WHAT THE TASK ASKS
For each line below that holds "this", return the line as it stands.

Page and application data records
□ □ □ □ □

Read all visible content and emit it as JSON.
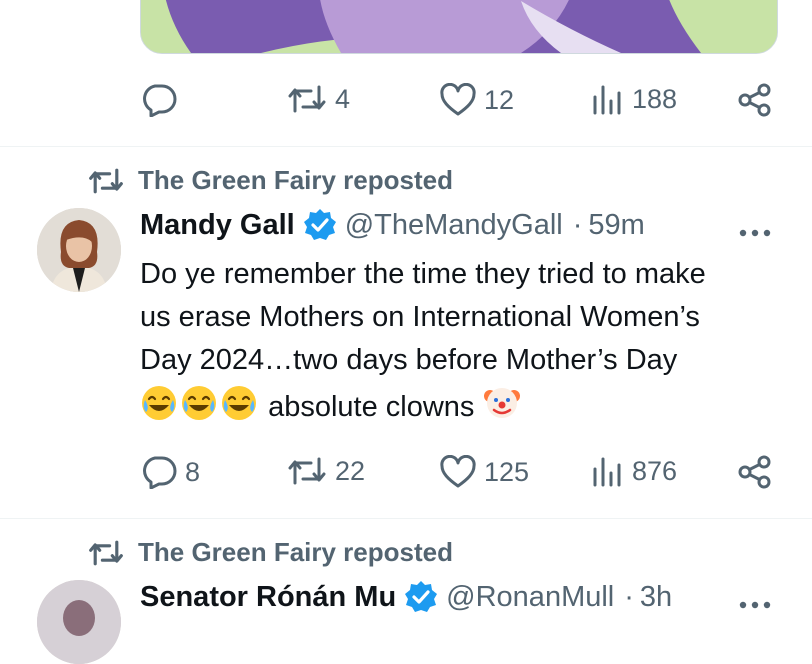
{
  "colors": {
    "accent": "#1d9bf0",
    "muted": "#536471",
    "text": "#0f1419"
  },
  "post1": {
    "actions": {
      "replies": "",
      "reposts": "4",
      "likes": "12",
      "views": "188"
    }
  },
  "post2": {
    "repost_label": "The Green Fairy reposted",
    "name": "Mandy Gall",
    "handle": "@TheMandyGall",
    "separator": "·",
    "time": "59m",
    "text_lines": [
      "Do ye remember the time they tried to make",
      "us erase Mothers on International Women’s",
      "Day 2024…two days before Mother’s Day"
    ],
    "text_last": "absolute clowns",
    "actions": {
      "replies": "8",
      "reposts": "22",
      "likes": "125",
      "views": "876"
    }
  },
  "post3": {
    "repost_label": "The Green Fairy reposted",
    "name": "Senator Rónán Mu",
    "handle": "@RonanMull",
    "time": "3h"
  },
  "icons": {
    "reply": "reply-icon",
    "repost": "repost-icon",
    "like": "heart-icon",
    "views": "views-icon",
    "share": "share-icon",
    "verified": "verified-badge-icon",
    "more": "more-icon"
  }
}
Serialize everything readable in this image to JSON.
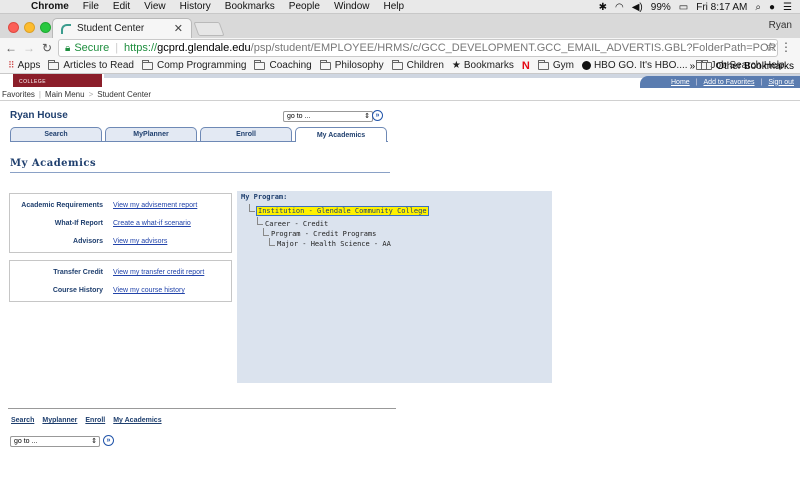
{
  "macos": {
    "app_name": "Chrome",
    "menus": [
      "File",
      "Edit",
      "View",
      "History",
      "Bookmarks",
      "People",
      "Window",
      "Help"
    ],
    "battery": "99%",
    "clock": "Fri 8:17 AM"
  },
  "browser": {
    "tab_title": "Student Center",
    "profile_name": "Ryan",
    "secure_label": "Secure",
    "url_scheme": "https://",
    "url_host": "gcprd.glendale.edu",
    "url_path": "/psp/student/EMPLOYEE/HRMS/c/GCC_DEVELOPMENT.GCC_EMAIL_ADVERTIS.GBL?FolderPath=PORTAL_ROOT_OBJECT.GCC_EMAI...",
    "bookmarks": [
      {
        "label": "Apps",
        "icon": "apps-grid-icon"
      },
      {
        "label": "Articles to Read",
        "icon": "folder-icon"
      },
      {
        "label": "Comp Programming",
        "icon": "folder-icon"
      },
      {
        "label": "Coaching",
        "icon": "folder-icon"
      },
      {
        "label": "Philosophy",
        "icon": "folder-icon"
      },
      {
        "label": "Children",
        "icon": "folder-icon"
      },
      {
        "label": "Bookmarks",
        "icon": "star-icon"
      },
      {
        "label": "",
        "icon": "netflix-icon"
      },
      {
        "label": "Gym",
        "icon": "folder-icon"
      },
      {
        "label": "HBO GO. It's HBO....",
        "icon": "hbo-icon"
      },
      {
        "label": "Job Search Help",
        "icon": "folder-icon"
      }
    ],
    "overflow": "»",
    "other_bookmarks": "Other Bookmarks"
  },
  "site": {
    "logo_text": "COLLEGE",
    "top_links": [
      "Home",
      "Add to Favorites",
      "Sign out"
    ],
    "breadcrumb": [
      "Favorites",
      "Main Menu",
      "Student Center"
    ]
  },
  "student": {
    "name": "Ryan House",
    "goto_label": "go to ...",
    "tabs": [
      "Search",
      "MyPlanner",
      "Enroll",
      "My Academics"
    ],
    "active_tab": "My Academics",
    "section_title": "My Academics"
  },
  "panel1": [
    {
      "label": "Academic Requirements",
      "link": "View my advisement report"
    },
    {
      "label": "What-If Report",
      "link": "Create a what-if scenario"
    },
    {
      "label": "Advisors",
      "link": "View my advisors"
    }
  ],
  "panel2": [
    {
      "label": "Transfer Credit",
      "link": "View my transfer credit report"
    },
    {
      "label": "Course History",
      "link": "View my course history"
    }
  ],
  "program": {
    "title": "My Program:",
    "institution": "Institution - Glendale Community College",
    "career": "Career - Credit",
    "program": "Program - Credit Programs",
    "major": "Major - Health Science - AA"
  },
  "footer": {
    "links": [
      "Search",
      "Myplanner",
      "Enroll",
      "My Academics"
    ],
    "goto_label": "go to ..."
  },
  "colors": {
    "brand_navy": "#1f3f6e",
    "link_blue": "#2244aa",
    "college_maroon": "#8b1e2a",
    "program_bg": "#dbe3ee",
    "highlight": "#fff200"
  }
}
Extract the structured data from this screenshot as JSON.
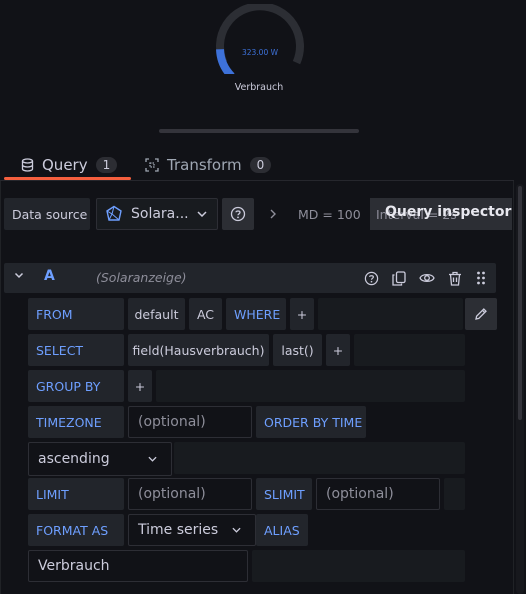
{
  "gauge": {
    "value": "323.00 W",
    "title": "Verbrauch",
    "fill_fraction": 0.16,
    "color": "#3d71d9"
  },
  "tabs": [
    {
      "label": "Query",
      "count": "1",
      "icon": "database-icon"
    },
    {
      "label": "Transform",
      "count": "0",
      "icon": "transform-icon"
    }
  ],
  "toolbar": {
    "datasource_label": "Data source",
    "datasource_value": "Solara...",
    "options_summary": "MD = 100",
    "query_inspector_label": "Query inspector",
    "interval_label": "Interval = 2s"
  },
  "query": {
    "ref_id": "A",
    "datasource": "(Solaranzeige)",
    "from": {
      "keyword": "FROM",
      "policy": "default",
      "measurement": "AC",
      "where": "WHERE",
      "add": "+"
    },
    "select": {
      "keyword": "SELECT",
      "field": "field(Hausverbrauch)",
      "func": "last()",
      "add": "+"
    },
    "group_by": {
      "keyword": "GROUP BY",
      "add": "+"
    },
    "timezone": {
      "keyword": "TIMEZONE",
      "placeholder": "(optional)"
    },
    "order_by": {
      "keyword": "ORDER BY TIME",
      "value": "ascending"
    },
    "limit": {
      "keyword": "LIMIT",
      "placeholder": "(optional)"
    },
    "slimit": {
      "keyword": "SLIMIT",
      "placeholder": "(optional)"
    },
    "format_as": {
      "keyword": "FORMAT AS",
      "value": "Time series"
    },
    "alias": {
      "keyword": "ALIAS",
      "value": "Verbrauch"
    }
  },
  "colors": {
    "accent": "#6e9fff",
    "tab_underline": "#f55f3e",
    "background": "#111217"
  }
}
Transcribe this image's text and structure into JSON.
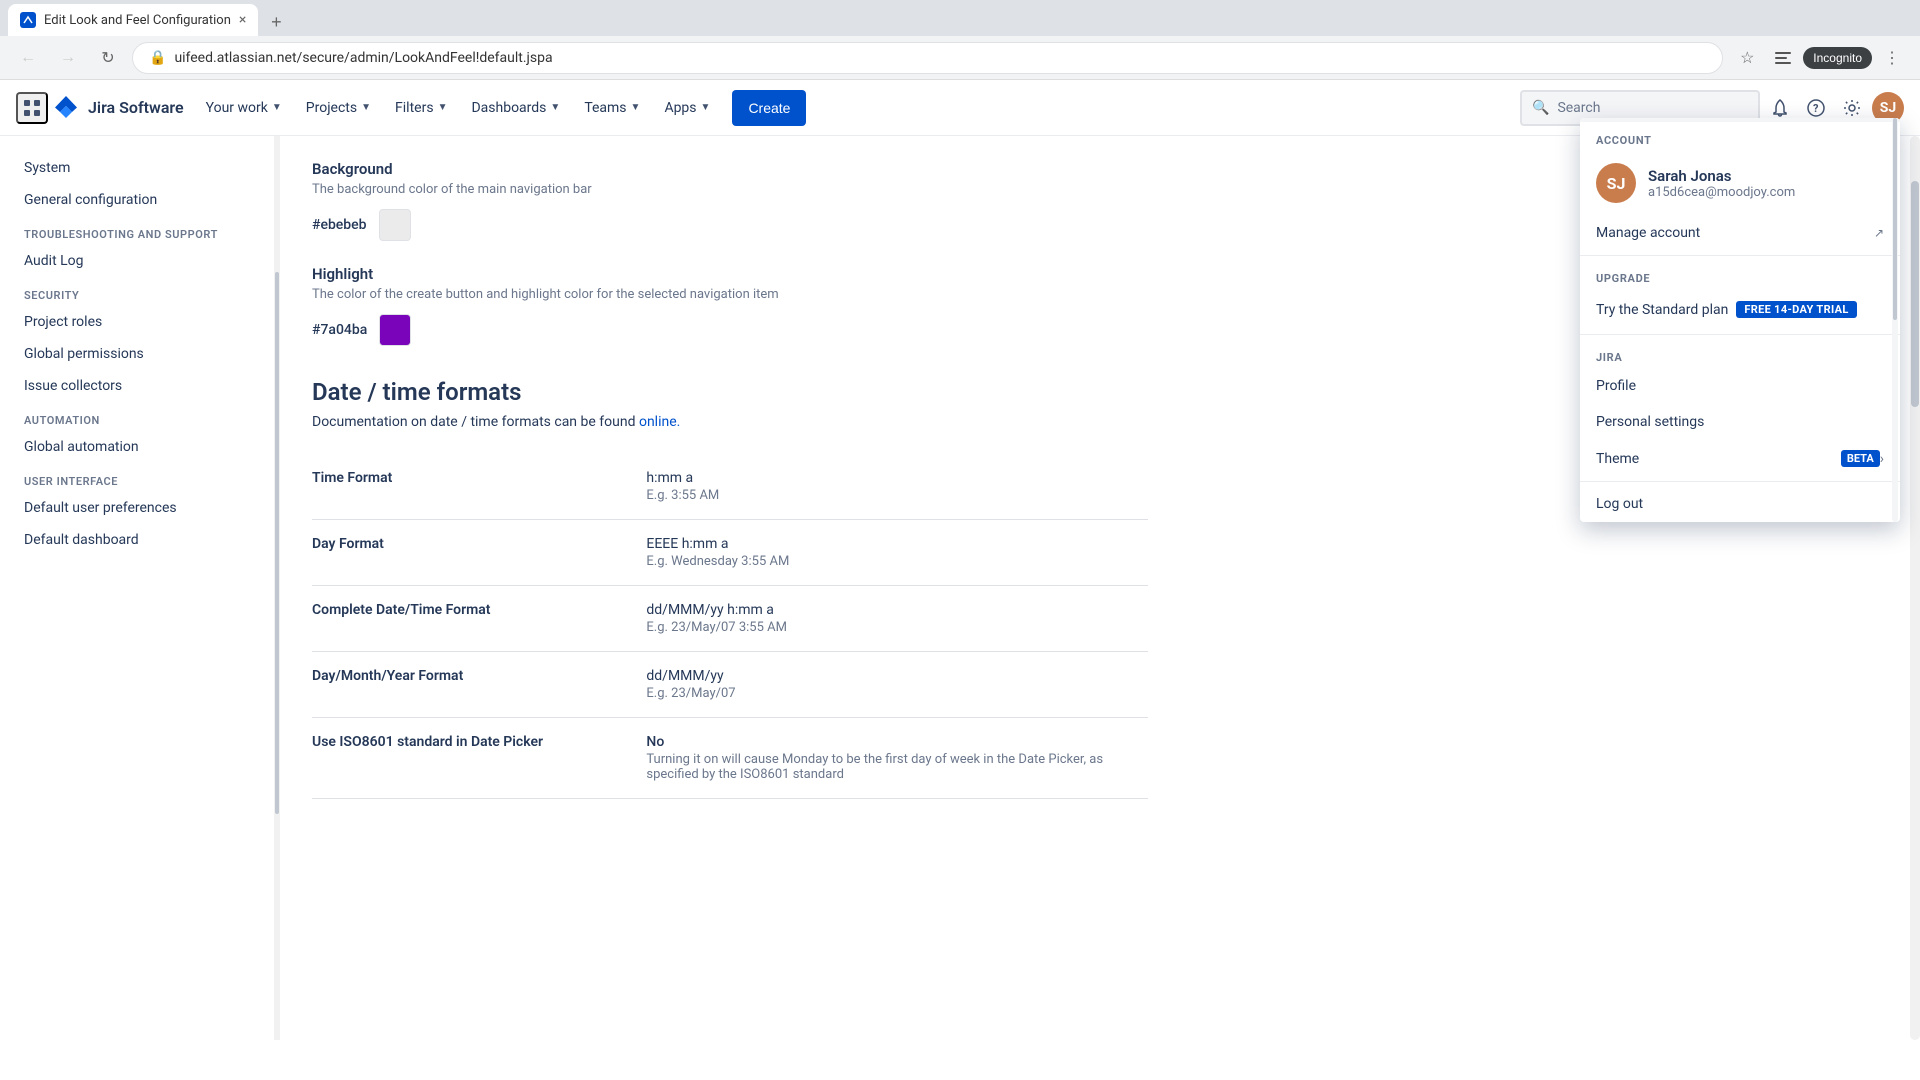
{
  "browser": {
    "tab_title": "Edit Look and Feel Configuration",
    "tab_favicon": "J",
    "address": "uifeed.atlassian.net/secure/admin/LookAndFeel!default.jspa",
    "new_tab_label": "+",
    "close_label": "×",
    "incognito_label": "Incognito"
  },
  "nav": {
    "logo_text": "Jira Software",
    "your_work": "Your work",
    "projects": "Projects",
    "filters": "Filters",
    "dashboards": "Dashboards",
    "teams": "Teams",
    "apps": "Apps",
    "create": "Create",
    "search_placeholder": "Search"
  },
  "sidebar": {
    "system": "System",
    "general_configuration": "General configuration",
    "troubleshooting_label": "Troubleshooting and Support",
    "audit_log": "Audit Log",
    "security_label": "Security",
    "project_roles": "Project roles",
    "global_permissions": "Global permissions",
    "issue_collectors": "Issue collectors",
    "automation_label": "Automation",
    "global_automation": "Global automation",
    "user_interface_label": "User Interface",
    "default_user_preferences": "Default user preferences",
    "default_dashboard": "Default dashboard"
  },
  "content": {
    "background_label": "Background",
    "background_desc": "The background color of the main navigation bar",
    "background_hex": "#ebebeb",
    "highlight_label": "Highlight",
    "highlight_desc": "The color of the create button and highlight color for the selected navigation item",
    "highlight_hex": "#7a04ba",
    "section_title": "Date / time formats",
    "section_desc_prefix": "Documentation on date / time formats can be found",
    "section_link": "online.",
    "time_format_label": "Time Format",
    "time_format_value": "h:mm a",
    "time_format_example": "E.g. 3:55 AM",
    "day_format_label": "Day Format",
    "day_format_value": "EEEE h:mm a",
    "day_format_example": "E.g. Wednesday 3:55 AM",
    "complete_format_label": "Complete Date/Time Format",
    "complete_format_value": "dd/MMM/yy h:mm a",
    "complete_format_example": "E.g. 23/May/07 3:55 AM",
    "daymonthyear_label": "Day/Month/Year Format",
    "daymonthyear_value": "dd/MMM/yy",
    "daymonthyear_example": "E.g. 23/May/07",
    "iso_label": "Use ISO8601 standard in Date Picker",
    "iso_value": "No",
    "iso_desc": "Turning it on will cause Monday to be the first day of week in the Date Picker, as specified by the ISO8601 standard"
  },
  "dropdown": {
    "account_section": "ACCOUNT",
    "user_name": "Sarah Jonas",
    "user_email": "a15d6cea@moodjoy.com",
    "manage_account": "Manage account",
    "upgrade_section": "UPGRADE",
    "upgrade_text": "Try the Standard plan",
    "trial_badge": "FREE 14-DAY TRIAL",
    "jira_section": "JIRA",
    "profile": "Profile",
    "personal_settings": "Personal settings",
    "theme": "Theme",
    "beta_badge": "BETA",
    "log_out": "Log out"
  }
}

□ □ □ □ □

RESULT
Serialize everything readable in this image to JSON.
Extract the structured data from this screenshot as JSON.
Transcribe this image's text and structure into JSON.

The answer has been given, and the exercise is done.